→ **Instructions for the task**: Give every line of the material back exactly, images removed.

→ **Provided data**:
>>
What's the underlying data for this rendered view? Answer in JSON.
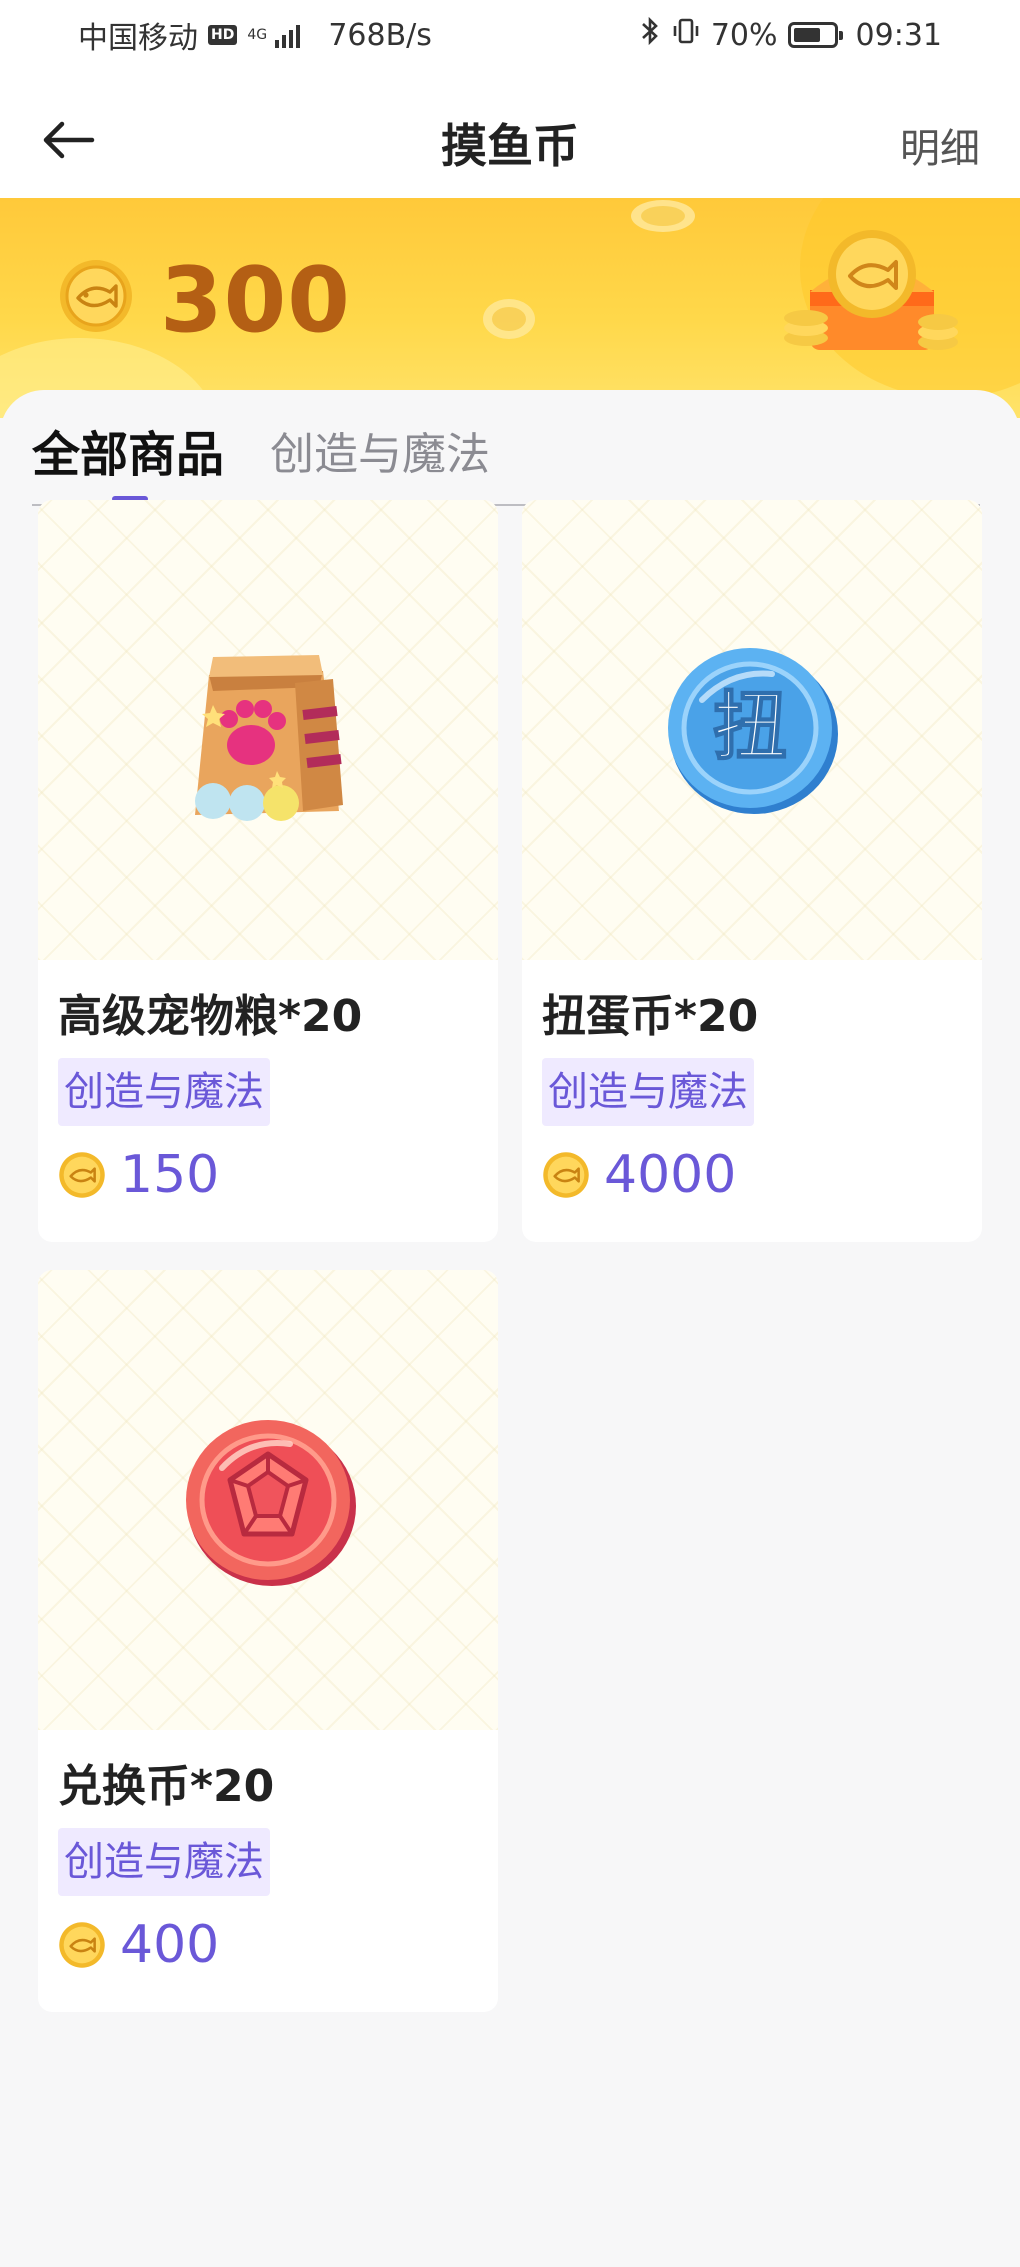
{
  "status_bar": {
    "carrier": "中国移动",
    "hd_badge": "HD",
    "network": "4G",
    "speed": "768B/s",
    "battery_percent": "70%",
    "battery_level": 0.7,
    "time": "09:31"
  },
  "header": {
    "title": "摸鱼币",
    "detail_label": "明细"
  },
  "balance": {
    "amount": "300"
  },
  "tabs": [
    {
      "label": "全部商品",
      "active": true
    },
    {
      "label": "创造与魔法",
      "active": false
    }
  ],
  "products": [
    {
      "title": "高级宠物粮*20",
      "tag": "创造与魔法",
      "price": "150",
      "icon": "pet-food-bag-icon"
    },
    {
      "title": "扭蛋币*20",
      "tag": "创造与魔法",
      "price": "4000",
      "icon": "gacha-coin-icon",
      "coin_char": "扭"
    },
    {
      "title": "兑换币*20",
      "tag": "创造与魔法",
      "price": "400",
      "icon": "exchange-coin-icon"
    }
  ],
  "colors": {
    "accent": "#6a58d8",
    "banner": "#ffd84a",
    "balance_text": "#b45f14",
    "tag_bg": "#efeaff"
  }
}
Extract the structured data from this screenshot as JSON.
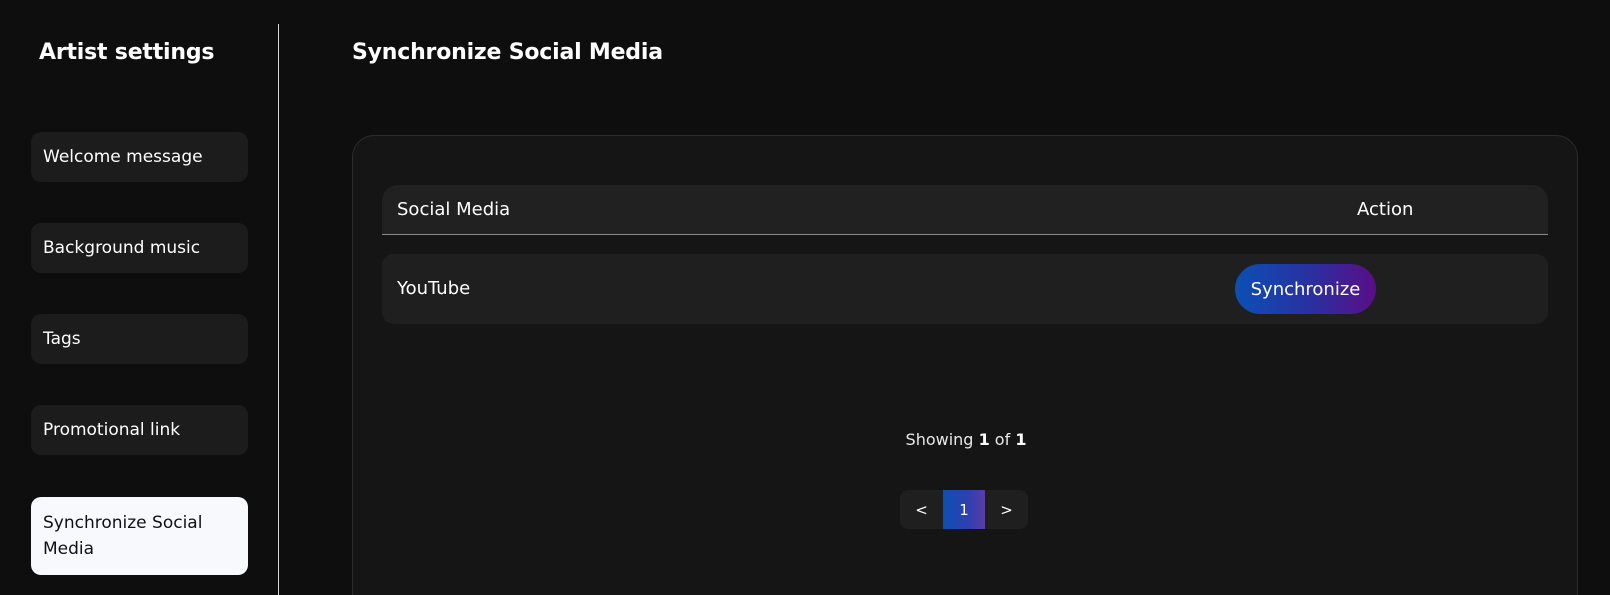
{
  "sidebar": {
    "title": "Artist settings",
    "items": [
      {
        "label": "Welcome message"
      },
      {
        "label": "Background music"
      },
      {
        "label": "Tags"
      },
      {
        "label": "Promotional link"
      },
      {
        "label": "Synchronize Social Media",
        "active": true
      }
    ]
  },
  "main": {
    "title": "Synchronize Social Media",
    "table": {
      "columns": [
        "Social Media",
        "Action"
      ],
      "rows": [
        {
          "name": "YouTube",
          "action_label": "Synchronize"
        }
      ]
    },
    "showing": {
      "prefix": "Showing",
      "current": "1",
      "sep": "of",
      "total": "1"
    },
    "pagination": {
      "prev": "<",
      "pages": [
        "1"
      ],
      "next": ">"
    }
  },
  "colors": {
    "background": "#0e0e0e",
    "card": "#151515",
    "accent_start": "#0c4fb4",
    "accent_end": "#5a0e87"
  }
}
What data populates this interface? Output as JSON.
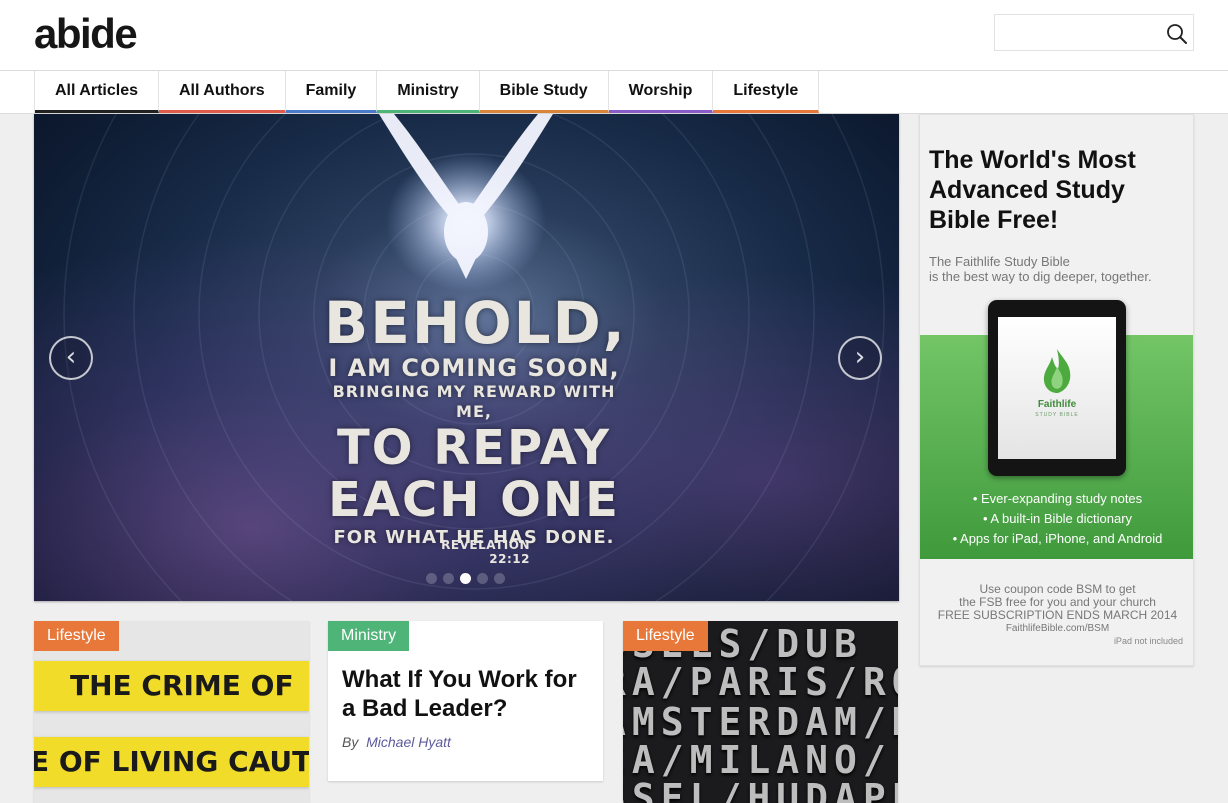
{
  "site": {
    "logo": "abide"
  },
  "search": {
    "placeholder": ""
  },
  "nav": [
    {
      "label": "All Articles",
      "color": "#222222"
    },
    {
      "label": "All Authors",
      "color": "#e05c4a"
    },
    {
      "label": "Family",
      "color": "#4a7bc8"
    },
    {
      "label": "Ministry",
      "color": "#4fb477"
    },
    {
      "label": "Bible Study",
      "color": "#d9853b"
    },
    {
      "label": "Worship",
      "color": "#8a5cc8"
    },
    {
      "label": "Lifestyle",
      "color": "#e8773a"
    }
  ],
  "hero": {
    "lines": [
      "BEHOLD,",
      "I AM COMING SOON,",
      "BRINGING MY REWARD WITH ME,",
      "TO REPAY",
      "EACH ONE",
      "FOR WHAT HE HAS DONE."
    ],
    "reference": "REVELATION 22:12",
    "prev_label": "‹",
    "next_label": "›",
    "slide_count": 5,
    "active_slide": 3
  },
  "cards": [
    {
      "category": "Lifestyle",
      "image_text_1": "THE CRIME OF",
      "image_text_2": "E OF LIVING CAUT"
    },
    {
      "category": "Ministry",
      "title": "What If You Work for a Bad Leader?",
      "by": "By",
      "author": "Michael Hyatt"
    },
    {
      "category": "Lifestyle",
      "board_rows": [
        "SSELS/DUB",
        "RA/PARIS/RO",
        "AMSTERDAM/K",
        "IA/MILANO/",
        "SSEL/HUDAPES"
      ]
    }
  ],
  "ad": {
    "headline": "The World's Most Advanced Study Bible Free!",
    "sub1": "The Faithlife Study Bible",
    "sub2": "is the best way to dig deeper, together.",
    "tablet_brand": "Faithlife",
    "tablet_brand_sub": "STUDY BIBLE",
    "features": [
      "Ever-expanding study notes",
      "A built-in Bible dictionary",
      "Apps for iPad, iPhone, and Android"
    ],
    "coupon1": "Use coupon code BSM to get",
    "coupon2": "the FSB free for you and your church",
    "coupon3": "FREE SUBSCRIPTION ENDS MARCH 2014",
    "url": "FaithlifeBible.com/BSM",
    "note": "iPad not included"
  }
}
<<
→ **Your solution**:
What's the underlying data for this rendered view? Answer in JSON.
{
  "status_bar": {
    "carrier": "中国移动",
    "hd_badge": "HD",
    "network": "4G",
    "speed": "768B/s",
    "battery_percent": "70%",
    "battery_level": 0.7,
    "time": "09:31"
  },
  "header": {
    "title": "摸鱼币",
    "detail_label": "明细"
  },
  "balance": {
    "amount": "300"
  },
  "tabs": [
    {
      "label": "全部商品",
      "active": true
    },
    {
      "label": "创造与魔法",
      "active": false
    }
  ],
  "products": [
    {
      "title": "高级宠物粮*20",
      "tag": "创造与魔法",
      "price": "150",
      "icon": "pet-food-bag-icon"
    },
    {
      "title": "扭蛋币*20",
      "tag": "创造与魔法",
      "price": "4000",
      "icon": "gacha-coin-icon",
      "coin_char": "扭"
    },
    {
      "title": "兑换币*20",
      "tag": "创造与魔法",
      "price": "400",
      "icon": "exchange-coin-icon"
    }
  ],
  "colors": {
    "accent": "#6a58d8",
    "banner": "#ffd84a",
    "balance_text": "#b45f14",
    "tag_bg": "#efeaff"
  }
}
Extract the structured data from this screenshot as JSON.
{
  "sidebar": {
    "title": "Artist settings",
    "items": [
      {
        "label": "Welcome message"
      },
      {
        "label": "Background music"
      },
      {
        "label": "Tags"
      },
      {
        "label": "Promotional link"
      },
      {
        "label": "Synchronize Social Media",
        "active": true
      }
    ]
  },
  "main": {
    "title": "Synchronize Social Media",
    "table": {
      "columns": [
        "Social Media",
        "Action"
      ],
      "rows": [
        {
          "name": "YouTube",
          "action_label": "Synchronize"
        }
      ]
    },
    "showing": {
      "prefix": "Showing",
      "current": "1",
      "sep": "of",
      "total": "1"
    },
    "pagination": {
      "prev": "<",
      "pages": [
        "1"
      ],
      "next": ">"
    }
  },
  "colors": {
    "background": "#0e0e0e",
    "card": "#151515",
    "accent_start": "#0c4fb4",
    "accent_end": "#5a0e87"
  }
}
What data populates this interface? Output as JSON.
{
  "site": {
    "logo": "abide"
  },
  "search": {
    "placeholder": ""
  },
  "nav": [
    {
      "label": "All Articles",
      "color": "#222222"
    },
    {
      "label": "All Authors",
      "color": "#e05c4a"
    },
    {
      "label": "Family",
      "color": "#4a7bc8"
    },
    {
      "label": "Ministry",
      "color": "#4fb477"
    },
    {
      "label": "Bible Study",
      "color": "#d9853b"
    },
    {
      "label": "Worship",
      "color": "#8a5cc8"
    },
    {
      "label": "Lifestyle",
      "color": "#e8773a"
    }
  ],
  "hero": {
    "lines": [
      "BEHOLD,",
      "I AM COMING SOON,",
      "BRINGING MY REWARD WITH ME,",
      "TO REPAY",
      "EACH ONE",
      "FOR WHAT HE HAS DONE."
    ],
    "reference": "REVELATION 22:12",
    "prev_label": "‹",
    "next_label": "›",
    "slide_count": 5,
    "active_slide": 3
  },
  "cards": [
    {
      "category": "Lifestyle",
      "image_text_1": "THE CRIME OF",
      "image_text_2": "E OF LIVING CAUT"
    },
    {
      "category": "Ministry",
      "title": "What If You Work for a Bad Leader?",
      "by": "By",
      "author": "Michael Hyatt"
    },
    {
      "category": "Lifestyle",
      "board_rows": [
        "SSELS/DUB",
        "RA/PARIS/RO",
        "AMSTERDAM/K",
        "IA/MILANO/",
        "SSEL/HUDAPES"
      ]
    }
  ],
  "ad": {
    "headline": "The World's Most Advanced Study Bible Free!",
    "sub1": "The Faithlife Study Bible",
    "sub2": "is the best way to dig deeper, together.",
    "tablet_brand": "Faithlife",
    "tablet_brand_sub": "STUDY BIBLE",
    "features": [
      "Ever-expanding study notes",
      "A built-in Bible dictionary",
      "Apps for iPad, iPhone, and Android"
    ],
    "coupon1": "Use coupon code BSM to get",
    "coupon2": "the FSB free for you and your church",
    "coupon3": "FREE SUBSCRIPTION ENDS MARCH 2014",
    "url": "FaithlifeBible.com/BSM",
    "note": "iPad not included"
  }
}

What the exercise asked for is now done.